■ Listed entries ■
* * * * * * *
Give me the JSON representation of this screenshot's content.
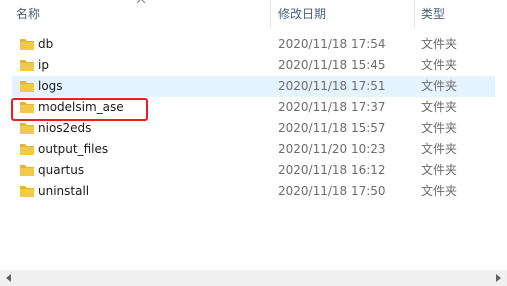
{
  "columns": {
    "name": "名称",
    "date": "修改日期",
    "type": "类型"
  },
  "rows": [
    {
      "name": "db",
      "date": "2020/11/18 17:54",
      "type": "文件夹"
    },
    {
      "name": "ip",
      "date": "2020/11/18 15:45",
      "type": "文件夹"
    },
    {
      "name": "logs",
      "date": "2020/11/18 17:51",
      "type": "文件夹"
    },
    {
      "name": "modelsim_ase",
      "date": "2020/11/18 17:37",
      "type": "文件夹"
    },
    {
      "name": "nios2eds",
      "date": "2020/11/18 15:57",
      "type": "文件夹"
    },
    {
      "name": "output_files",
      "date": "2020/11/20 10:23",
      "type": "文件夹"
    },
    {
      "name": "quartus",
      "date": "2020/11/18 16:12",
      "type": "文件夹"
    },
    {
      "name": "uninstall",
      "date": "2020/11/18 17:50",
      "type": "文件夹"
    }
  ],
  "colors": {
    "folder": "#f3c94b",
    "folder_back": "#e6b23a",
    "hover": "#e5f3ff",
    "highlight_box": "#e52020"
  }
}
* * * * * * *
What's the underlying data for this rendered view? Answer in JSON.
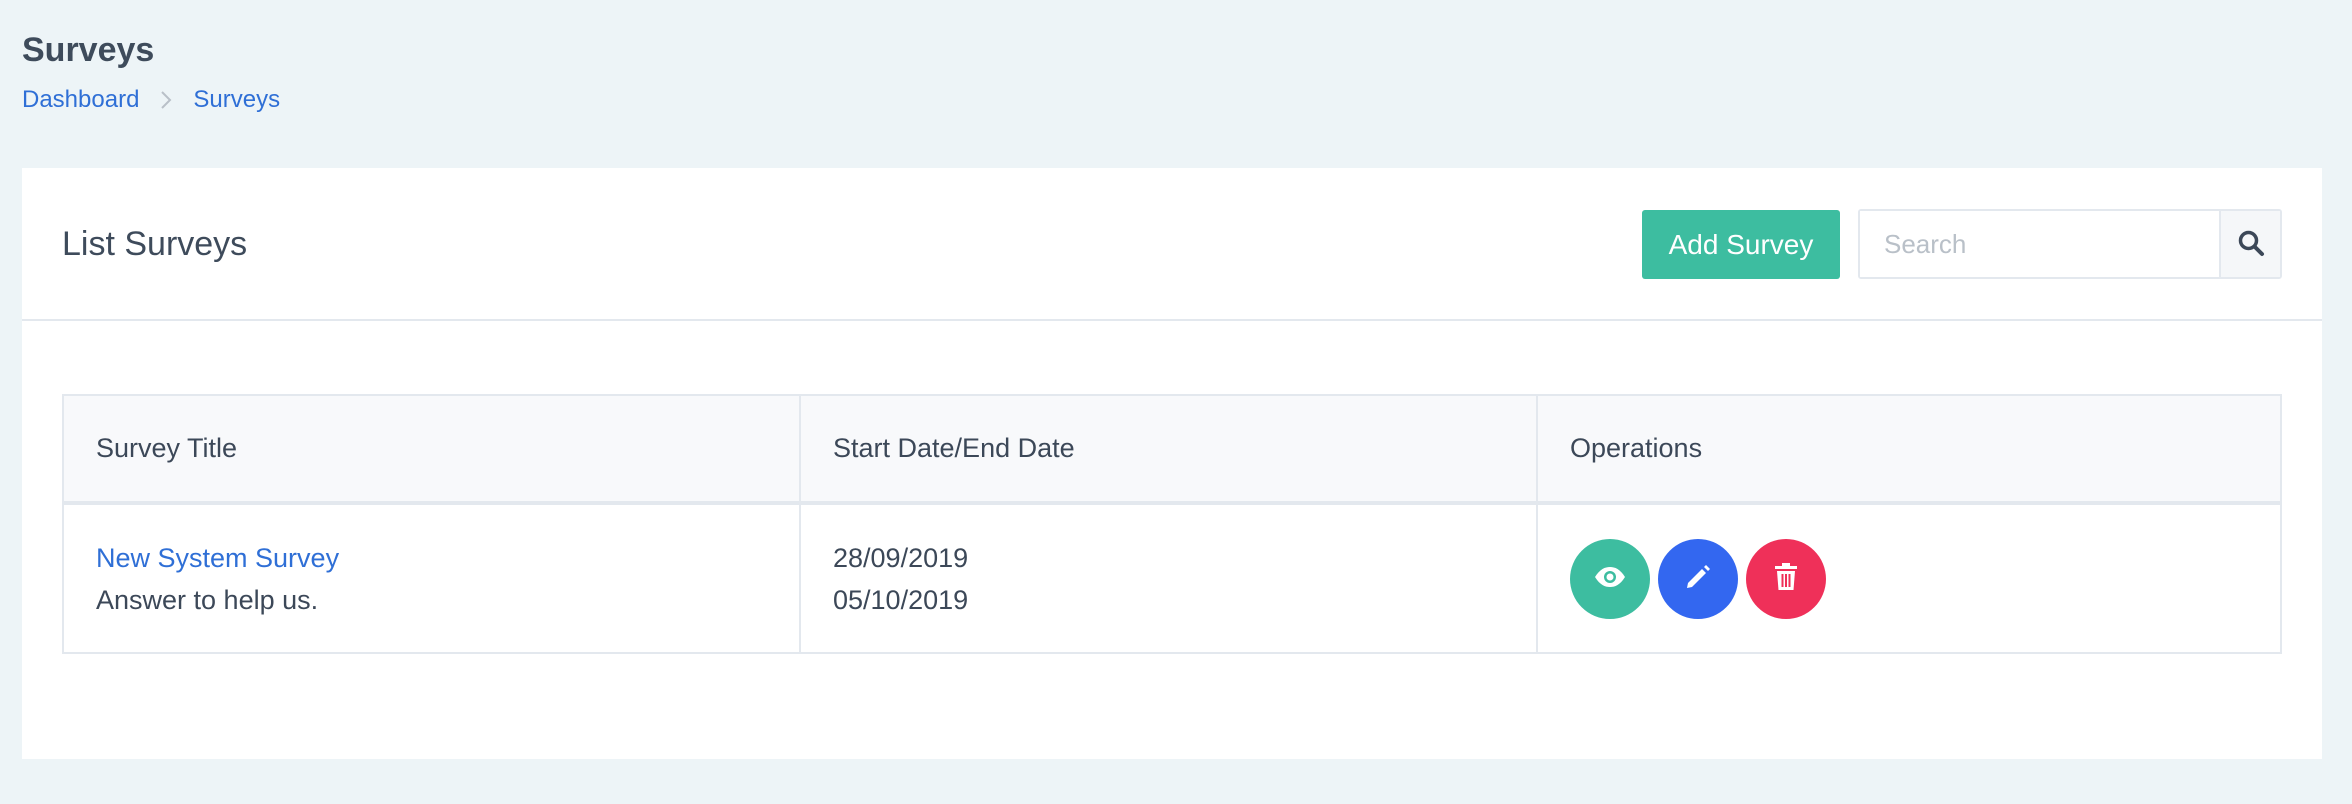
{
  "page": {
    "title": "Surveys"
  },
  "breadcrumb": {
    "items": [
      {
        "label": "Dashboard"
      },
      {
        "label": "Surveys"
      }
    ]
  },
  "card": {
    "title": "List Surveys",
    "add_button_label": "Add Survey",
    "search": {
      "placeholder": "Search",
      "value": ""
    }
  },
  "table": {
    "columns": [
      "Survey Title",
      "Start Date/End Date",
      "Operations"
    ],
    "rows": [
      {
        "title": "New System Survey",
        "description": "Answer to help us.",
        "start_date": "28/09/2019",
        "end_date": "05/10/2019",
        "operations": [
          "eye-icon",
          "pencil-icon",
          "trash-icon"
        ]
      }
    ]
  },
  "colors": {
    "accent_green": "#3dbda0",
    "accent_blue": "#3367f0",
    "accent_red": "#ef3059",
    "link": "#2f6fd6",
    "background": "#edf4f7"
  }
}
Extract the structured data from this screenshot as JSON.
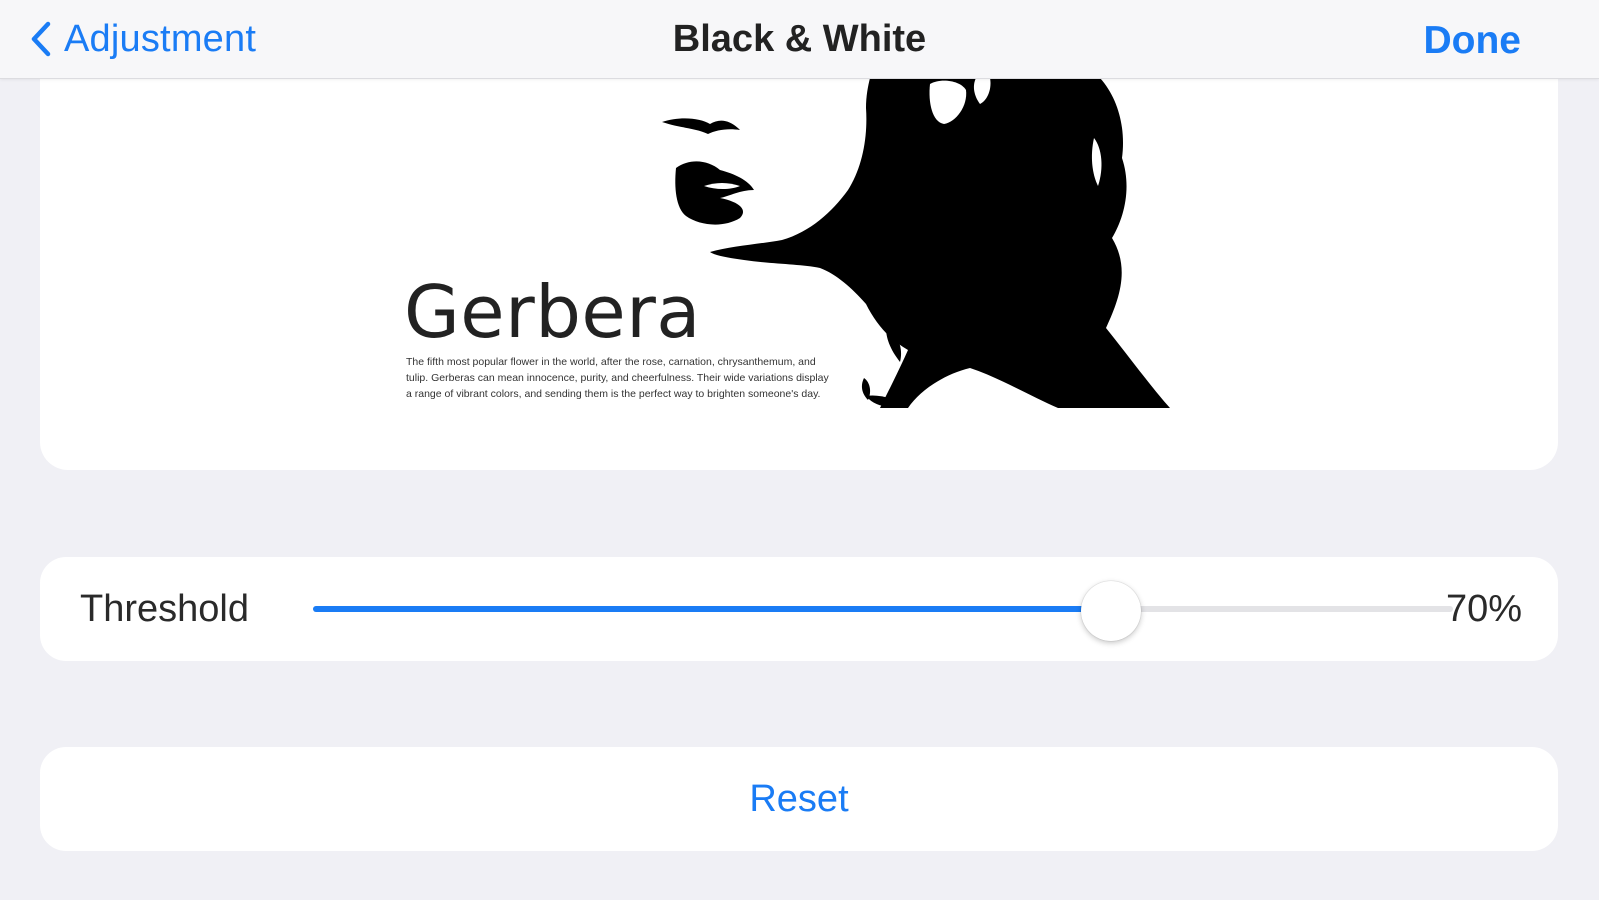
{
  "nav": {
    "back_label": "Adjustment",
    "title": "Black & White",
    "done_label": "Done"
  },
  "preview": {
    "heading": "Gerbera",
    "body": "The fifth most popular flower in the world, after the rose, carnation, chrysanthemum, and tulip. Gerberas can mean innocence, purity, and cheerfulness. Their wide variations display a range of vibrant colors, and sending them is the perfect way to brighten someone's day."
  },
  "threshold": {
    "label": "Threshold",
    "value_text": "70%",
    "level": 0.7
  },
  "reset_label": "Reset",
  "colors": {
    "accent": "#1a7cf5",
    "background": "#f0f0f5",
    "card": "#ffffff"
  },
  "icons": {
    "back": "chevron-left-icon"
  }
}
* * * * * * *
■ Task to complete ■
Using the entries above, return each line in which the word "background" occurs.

■ Exercise response ■
    "background": "#edf4f7"
    "background": "#f0f0f5",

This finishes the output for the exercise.